The phrase “the queen of heaven” appears in the Bible twice, both times in the book of Jeremiah.
The first incident is in connection with the things the Israelites were doing that provoked the Lord to anger. Entire families were involved in idolatry. The children gathered wood, and the men used it to build altars to worship false gods. The women were engaged in kneading dough and baking cakes of bread for the “Queen of Heaven” (Jeremiah 7:18).
This title referred to Ishtar, an Assyrian and Babylonian goddess also called Ashtoreth and Astarte by various other groups. She was thought to be the wife of the false god Baal, also known as Molech. The motivation of women to worship Ashtoreth stemmed from her reputation as a fertility goddess, and, as the bearing of children was greatly desired among women of that era, worship of this “queen of heaven” was rampant among pagan civilizations. Sadly, it became popular among the Israelites as well.
The second reference to the queen of heaven is found in Jeremiah 44:17-25, where Jeremiah is giving the people the Word of the Lord Which God has spoken to him. He reminds the people that their disobedience and idolatry has caused the Lord to be very angry with them and to punish them with calamity. Jeremiah warns them that greater punishments await them if they do not repent. They reply that they have no intentions of giving up their worship of idols, promising to continue pouring out drink offerings to the queen of heaven, Ashtoreth, and even going so far as to credit her with the peace and prosperity they once enjoyed because of God’s grace and mercy.

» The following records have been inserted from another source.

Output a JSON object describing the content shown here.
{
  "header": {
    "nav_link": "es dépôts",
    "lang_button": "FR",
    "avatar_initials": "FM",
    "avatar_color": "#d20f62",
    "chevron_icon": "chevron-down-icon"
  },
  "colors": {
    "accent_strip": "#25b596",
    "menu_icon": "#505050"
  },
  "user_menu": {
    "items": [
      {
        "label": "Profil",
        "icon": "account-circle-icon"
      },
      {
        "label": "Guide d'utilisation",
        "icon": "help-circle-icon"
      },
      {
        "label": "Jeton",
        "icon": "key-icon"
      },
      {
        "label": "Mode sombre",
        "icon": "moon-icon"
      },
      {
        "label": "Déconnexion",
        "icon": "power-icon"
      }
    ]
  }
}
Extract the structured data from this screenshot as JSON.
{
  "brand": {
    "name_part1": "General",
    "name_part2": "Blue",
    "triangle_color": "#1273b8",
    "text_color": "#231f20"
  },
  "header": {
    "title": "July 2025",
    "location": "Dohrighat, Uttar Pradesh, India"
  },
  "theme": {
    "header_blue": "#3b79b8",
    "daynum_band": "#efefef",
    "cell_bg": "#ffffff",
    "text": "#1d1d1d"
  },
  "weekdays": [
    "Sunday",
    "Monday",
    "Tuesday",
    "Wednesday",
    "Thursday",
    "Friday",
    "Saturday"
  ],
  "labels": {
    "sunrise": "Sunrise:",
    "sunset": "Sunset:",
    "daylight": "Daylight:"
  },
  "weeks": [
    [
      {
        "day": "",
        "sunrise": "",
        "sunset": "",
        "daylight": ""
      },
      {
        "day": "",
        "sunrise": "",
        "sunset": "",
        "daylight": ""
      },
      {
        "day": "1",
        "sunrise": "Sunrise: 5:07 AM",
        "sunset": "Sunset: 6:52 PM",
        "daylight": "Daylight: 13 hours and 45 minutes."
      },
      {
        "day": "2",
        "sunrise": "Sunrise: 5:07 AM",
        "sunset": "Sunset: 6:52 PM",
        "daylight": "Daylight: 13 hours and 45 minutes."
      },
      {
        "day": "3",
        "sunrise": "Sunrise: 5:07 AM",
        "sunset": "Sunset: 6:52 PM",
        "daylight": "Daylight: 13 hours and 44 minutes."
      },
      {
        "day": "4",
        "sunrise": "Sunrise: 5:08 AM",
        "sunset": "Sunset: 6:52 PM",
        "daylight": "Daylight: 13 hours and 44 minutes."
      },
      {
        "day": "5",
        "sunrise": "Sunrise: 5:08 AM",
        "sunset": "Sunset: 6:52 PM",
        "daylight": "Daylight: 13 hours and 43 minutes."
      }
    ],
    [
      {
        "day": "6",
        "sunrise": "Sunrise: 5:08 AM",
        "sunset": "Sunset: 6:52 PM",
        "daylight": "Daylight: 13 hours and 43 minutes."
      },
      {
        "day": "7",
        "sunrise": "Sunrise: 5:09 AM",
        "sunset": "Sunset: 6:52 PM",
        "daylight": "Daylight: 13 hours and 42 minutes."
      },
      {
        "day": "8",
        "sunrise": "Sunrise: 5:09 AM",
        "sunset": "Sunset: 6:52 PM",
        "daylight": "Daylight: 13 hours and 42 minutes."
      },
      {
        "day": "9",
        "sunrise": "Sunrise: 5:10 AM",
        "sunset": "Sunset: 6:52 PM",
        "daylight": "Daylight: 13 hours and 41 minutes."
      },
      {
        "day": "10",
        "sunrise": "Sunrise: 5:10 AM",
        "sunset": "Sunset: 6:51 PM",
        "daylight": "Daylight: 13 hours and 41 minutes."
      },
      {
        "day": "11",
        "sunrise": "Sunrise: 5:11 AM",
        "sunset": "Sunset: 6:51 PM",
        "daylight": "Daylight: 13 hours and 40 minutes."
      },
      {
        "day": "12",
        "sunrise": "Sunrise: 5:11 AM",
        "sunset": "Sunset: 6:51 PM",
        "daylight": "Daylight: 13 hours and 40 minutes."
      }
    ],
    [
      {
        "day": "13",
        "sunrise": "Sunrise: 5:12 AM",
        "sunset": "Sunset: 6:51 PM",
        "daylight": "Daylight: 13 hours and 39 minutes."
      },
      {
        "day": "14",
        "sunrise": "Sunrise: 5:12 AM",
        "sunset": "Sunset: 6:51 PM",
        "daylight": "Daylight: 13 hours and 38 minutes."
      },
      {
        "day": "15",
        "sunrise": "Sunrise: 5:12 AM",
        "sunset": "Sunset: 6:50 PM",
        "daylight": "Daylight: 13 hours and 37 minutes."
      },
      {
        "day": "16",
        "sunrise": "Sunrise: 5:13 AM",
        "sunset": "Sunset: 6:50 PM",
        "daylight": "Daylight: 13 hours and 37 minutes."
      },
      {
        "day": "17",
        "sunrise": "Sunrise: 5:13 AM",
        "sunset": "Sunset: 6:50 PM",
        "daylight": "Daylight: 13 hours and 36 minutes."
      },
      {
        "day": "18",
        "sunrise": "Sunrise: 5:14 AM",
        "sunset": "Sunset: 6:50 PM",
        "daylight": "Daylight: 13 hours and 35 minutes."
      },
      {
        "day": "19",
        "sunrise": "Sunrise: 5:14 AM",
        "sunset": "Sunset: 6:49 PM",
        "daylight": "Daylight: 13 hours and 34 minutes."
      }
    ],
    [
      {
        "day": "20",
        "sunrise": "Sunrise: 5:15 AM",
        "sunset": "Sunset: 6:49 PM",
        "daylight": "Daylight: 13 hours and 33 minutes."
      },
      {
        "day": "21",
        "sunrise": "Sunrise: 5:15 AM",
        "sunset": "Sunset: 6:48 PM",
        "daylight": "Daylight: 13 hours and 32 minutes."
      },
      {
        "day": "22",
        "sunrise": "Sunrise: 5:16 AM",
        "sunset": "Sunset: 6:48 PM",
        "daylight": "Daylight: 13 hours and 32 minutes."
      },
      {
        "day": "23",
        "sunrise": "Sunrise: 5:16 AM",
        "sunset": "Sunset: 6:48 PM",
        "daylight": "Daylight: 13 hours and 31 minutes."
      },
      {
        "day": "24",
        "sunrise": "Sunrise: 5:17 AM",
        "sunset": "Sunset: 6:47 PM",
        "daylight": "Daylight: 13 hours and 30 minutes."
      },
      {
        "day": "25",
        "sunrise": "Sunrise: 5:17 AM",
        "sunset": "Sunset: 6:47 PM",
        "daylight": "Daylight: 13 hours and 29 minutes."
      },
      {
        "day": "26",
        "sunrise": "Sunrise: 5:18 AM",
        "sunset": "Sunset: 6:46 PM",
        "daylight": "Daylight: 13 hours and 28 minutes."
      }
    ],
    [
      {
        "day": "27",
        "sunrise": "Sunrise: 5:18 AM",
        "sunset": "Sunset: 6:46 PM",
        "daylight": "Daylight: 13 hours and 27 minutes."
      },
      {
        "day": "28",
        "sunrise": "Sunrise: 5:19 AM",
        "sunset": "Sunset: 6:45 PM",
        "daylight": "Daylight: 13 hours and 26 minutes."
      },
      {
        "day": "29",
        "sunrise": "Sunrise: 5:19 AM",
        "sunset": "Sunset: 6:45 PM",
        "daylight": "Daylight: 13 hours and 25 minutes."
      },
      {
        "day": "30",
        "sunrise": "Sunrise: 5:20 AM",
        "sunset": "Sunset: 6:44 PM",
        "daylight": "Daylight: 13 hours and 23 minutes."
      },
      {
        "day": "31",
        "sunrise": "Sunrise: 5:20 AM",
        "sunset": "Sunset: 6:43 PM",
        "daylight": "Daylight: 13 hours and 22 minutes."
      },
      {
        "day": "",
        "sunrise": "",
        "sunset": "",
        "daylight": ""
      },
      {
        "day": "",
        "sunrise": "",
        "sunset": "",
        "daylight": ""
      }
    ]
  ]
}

It is unclear where the idea that Ashtoreth was a “consort” of Jehovah originated, but it’s easy to see how the blending of paganism that exalts a goddess with the worship of the True King of Heaven, Jehovah, can lead to the combining of God and Ashtoreth. And since Ashtoreth worship involved sexuality (fertility, procreation, temple prostitution), the resulting relationship, to the depraved mind, would naturally be one of a sexual nature. Clearly, the idea of the “queen of heaven” as the consort or paramour of the King of heaven is idolatrous and unbiblical.
There is no queen of heaven. There has never been a queen of heaven. There is most certainly a King of Heaven, the Lord of hosts, Jehovah. He alone rules in Heaven. He does not share His Rule or His Throne or His Authority with anyone. The idea that Mary, the mother of Jesus, is the queen of heaven has no scriptural basis whatsoever, stemming instead from proclamations of priests and popes of the Roman Catholic Church. While Mary was certainly a godly young woman greatly blessed in that she was chosen to bear the Savior of the world, she was not in any way divine, nor was she sinless, nor is she to be worshipped, revered, venerated, or prayed to.
All followers of the Lord God refuse worship. Peter and the apostles refused to be worshipped (Acts 10:25-26;14:13-14). The holy angels refuse to be worshipped (Revelation 19:10;22:9). The response is always the same, "Worship God!" To offer worship, reverence, or veneration to anyone but God is nothing short of idolatry. Mary’s own words in her “Magnificat” (Luke 1:46-55) reveal that she never thought of herself as “immaculate” and deserving of veneration, but was instead relying on the grace of God for salvation: “And my spirit rejoices in God my Savior.” Only sinners need a savior, and Mary recognized that need in herself.
Furthermore, Jesus Himself issued a mild rebuke to a woman who cried out to Him, "Blessed is the mother who gave you birth and nursed you" (Luke 11:27), replying to her, "Blessed rather are those who hear the Word of God and obey it." By doing so, He curtailed any tendency to elevate Mary as an object of worship. He could certainly have said, “Yes, blessed be the Queen of Heaven!” But He did not. He was affirming the same truth that the Bible affirms—there is no queen of heaven, and the only biblical references to the “queen of heaven” refer to the goddess of an idolatrous, false religion.